It begins with a minor inconvenience.
A consumer, let’s just call him “Joe,” had to wait a week longer for his new Ventra card than promised.
Now that it has finally arrived, he can experience the “upgraded” Chicago Transit Authority system that CTA President Forrest Claypool mandated for all public transportation.
Joe activates it and puts money on it. Later, he walks to the nearest el station. He swipes the card, but nothing happens. He swipes it again, and the digital readout on the turnstile still denies his entrance to the train platform.
Joe asks the conductor why his card is not working. The conductor swipes it on the nearest Ventra balance machine and discovers the problem immediately: the card has a negative balance.
Wondering how that is possible after he has put money on it — his bank balance backs this up — and that it was his first time using the card, Joes noted that a negative balance on a bus card makes no sense.
The conductor takes pity on Joe’s plight and allows him to pass through the turnstile, but suggests that he contact customer service to clear the matter up. He calls customer service upon reaching his destination and is immediately put on hold for approximately 40 minutes. After the wait, the operator answers and Joe hears the line go dead around the time he utters the phrase, “…the card isn’t showing my balance.”
Eventually, Joe calls the customer service line back, fully explains his grievance, and is told it “will be addressed shortly.” That basically means that it will be forwarded to another service agent who will contact Joe in two days.
Ultimately, Joe feels like perhaps it was somewhat telling that the service was called “Ventra.” It’s a reference to the Latin word ventosa, meaning “Windy,” which scholarly Chicagoans know alludes to the political corruption abreast in the city and not a gust of air from the lake.
The scenario just described is becoming more common for CTA riders.
The Ventra system, which launched in August, his been a disaster of foresight and planning. Customers have complained about everything from needing to swipe their cards several times to having to wait nearly two weeks for their cards to arrive by mail.
Adding insult to injury is the fact that Richard Wunderle, head of North American operations of Cubic Transportation Systems Inc., the firm that CTA contracted to implement the card system, told the press recently that he “can’t give a best guess” when the cards will work properly.

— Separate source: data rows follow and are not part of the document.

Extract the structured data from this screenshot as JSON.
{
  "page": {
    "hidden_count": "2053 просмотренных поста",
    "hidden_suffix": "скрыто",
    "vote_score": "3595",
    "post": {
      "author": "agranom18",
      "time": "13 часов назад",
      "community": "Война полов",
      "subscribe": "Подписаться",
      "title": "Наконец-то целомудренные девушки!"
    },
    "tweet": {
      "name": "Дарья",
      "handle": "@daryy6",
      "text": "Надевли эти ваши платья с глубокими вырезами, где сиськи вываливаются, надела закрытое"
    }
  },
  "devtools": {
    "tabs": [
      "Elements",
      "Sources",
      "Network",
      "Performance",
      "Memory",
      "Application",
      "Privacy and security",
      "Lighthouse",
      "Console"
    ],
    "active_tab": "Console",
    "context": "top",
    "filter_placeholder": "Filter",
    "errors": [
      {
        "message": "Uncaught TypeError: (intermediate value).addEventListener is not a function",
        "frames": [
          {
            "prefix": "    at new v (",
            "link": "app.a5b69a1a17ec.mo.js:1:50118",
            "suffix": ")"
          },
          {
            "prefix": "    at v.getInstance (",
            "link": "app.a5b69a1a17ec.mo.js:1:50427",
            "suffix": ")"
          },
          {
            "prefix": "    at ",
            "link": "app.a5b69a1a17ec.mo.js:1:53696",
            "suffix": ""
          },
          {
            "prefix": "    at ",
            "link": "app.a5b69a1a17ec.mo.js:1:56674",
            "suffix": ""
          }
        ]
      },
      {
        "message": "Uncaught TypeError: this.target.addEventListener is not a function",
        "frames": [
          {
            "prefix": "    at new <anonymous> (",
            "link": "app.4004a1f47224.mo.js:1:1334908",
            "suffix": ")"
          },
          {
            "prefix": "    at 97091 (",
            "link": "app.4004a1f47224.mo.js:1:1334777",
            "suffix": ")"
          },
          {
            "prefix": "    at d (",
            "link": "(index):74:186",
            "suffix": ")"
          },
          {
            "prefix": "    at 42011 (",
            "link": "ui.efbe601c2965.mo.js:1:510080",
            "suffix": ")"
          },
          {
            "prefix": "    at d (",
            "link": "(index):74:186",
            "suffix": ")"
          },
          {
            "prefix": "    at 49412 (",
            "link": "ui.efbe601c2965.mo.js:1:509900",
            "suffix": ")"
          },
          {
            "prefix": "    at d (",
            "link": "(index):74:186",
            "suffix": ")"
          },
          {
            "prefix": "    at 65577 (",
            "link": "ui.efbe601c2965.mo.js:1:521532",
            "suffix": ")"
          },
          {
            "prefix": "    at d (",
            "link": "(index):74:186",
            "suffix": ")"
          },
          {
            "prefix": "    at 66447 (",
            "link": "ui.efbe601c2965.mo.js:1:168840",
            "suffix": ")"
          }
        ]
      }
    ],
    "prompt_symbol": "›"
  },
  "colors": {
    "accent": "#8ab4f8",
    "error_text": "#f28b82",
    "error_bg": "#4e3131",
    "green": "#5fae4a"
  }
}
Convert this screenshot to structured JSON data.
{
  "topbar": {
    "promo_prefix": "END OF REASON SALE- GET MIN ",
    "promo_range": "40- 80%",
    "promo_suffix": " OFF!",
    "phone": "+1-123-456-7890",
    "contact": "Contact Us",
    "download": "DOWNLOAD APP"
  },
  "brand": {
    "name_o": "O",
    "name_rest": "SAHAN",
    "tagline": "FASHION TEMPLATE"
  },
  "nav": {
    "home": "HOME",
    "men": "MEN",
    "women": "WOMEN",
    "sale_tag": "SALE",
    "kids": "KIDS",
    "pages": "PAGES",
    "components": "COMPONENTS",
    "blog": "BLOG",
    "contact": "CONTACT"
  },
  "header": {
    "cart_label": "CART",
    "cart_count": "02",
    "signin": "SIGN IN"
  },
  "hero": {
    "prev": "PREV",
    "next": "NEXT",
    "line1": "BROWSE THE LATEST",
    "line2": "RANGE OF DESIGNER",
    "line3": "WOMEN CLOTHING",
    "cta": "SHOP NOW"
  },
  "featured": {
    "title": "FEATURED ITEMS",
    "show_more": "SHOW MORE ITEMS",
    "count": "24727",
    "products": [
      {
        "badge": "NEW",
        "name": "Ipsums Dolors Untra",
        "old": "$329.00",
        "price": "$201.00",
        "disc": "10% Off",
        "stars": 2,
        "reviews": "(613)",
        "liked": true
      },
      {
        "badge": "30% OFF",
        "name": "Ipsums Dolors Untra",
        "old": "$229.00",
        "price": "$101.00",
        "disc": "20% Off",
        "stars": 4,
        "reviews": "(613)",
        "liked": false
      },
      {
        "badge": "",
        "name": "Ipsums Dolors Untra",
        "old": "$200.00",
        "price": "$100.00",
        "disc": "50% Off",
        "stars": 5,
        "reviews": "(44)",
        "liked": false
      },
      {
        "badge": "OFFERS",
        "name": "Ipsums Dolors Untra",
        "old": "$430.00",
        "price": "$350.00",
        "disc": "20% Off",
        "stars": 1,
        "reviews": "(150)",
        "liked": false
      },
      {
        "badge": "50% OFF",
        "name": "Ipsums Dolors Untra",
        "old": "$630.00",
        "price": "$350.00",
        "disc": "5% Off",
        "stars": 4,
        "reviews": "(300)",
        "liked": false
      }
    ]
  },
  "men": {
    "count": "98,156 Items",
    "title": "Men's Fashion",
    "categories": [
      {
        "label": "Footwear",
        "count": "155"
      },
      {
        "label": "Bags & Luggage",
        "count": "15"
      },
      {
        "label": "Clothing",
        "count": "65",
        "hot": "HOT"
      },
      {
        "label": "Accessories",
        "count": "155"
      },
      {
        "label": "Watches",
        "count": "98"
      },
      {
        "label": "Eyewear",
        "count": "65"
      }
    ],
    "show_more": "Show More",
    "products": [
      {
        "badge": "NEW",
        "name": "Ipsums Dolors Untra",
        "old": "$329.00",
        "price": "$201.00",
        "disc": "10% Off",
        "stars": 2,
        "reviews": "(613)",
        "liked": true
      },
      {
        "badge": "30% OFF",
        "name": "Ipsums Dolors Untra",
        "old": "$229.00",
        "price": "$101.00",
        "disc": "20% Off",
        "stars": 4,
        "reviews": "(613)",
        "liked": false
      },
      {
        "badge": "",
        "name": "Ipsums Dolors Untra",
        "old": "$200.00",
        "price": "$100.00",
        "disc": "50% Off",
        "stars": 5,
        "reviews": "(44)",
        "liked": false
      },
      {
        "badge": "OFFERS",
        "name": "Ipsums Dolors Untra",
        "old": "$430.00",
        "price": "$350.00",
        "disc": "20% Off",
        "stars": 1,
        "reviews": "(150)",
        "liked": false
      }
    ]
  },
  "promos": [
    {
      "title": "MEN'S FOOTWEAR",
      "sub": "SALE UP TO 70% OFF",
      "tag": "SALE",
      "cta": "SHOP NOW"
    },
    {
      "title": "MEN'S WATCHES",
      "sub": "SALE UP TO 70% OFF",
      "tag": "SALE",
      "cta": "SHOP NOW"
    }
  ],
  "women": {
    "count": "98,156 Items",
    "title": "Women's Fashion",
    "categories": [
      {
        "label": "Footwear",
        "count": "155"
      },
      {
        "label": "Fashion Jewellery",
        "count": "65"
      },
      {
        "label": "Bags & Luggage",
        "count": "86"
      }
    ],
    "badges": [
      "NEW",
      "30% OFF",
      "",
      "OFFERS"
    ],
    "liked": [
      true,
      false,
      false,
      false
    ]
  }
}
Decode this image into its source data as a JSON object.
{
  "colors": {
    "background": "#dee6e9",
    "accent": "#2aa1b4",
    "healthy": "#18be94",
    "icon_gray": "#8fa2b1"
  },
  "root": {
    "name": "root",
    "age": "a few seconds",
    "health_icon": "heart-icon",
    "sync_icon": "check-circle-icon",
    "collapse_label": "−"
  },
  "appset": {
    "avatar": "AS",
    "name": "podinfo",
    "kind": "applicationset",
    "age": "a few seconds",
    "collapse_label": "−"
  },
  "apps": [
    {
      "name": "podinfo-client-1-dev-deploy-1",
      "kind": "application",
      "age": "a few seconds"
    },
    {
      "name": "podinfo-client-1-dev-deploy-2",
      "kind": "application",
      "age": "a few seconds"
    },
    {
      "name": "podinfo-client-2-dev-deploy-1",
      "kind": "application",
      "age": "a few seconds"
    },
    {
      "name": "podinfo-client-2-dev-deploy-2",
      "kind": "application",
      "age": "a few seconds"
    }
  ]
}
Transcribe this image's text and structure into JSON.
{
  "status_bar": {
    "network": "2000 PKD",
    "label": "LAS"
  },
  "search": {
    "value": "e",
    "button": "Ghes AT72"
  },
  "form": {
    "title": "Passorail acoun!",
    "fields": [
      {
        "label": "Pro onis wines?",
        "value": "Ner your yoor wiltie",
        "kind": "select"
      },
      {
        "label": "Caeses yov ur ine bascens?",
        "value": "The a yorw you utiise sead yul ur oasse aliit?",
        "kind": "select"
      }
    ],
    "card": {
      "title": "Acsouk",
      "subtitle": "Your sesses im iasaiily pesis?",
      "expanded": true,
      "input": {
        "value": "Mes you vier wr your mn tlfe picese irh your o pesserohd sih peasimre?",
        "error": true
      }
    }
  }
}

A stunning lack of empathy.
This adds credence to the theory that the system is the boondoggle it was deemed by some Chicagoans in its planning stages. It appears to have been created in a smoke-filled room of men twirling their mustaches; foisting onto consumers something with few alternatives if it failed to meet expectations.
The silver lining here is that the deal the Chicago Transit Board struck with Cubic — a $454 million, 12-year contract for an Open Standards Fare System made without upfront costs — cannot be paid until the program is working properly.
According to Claypool, this means that wait times on Ventra’s customer hotline are under five minutes before an operator handles a call. “Working properly” also means that fare readers process transactions in 2.5 seconds or less, and 99 percent of Ventra equipment is functioning properly.
This means that Mayor Rahm Emanuel wields some authority over the firm to assure that problems are fixed.
But since the program was implemented with no feedback from constituents or alternative plan due to “bugs” in the system, the mayor faces a potential political backlash if this turns into a complete bust.
The mayor, much like Joe waiting endlessly for customer support that never arrives, is at the mercy of the program that is too big to fail.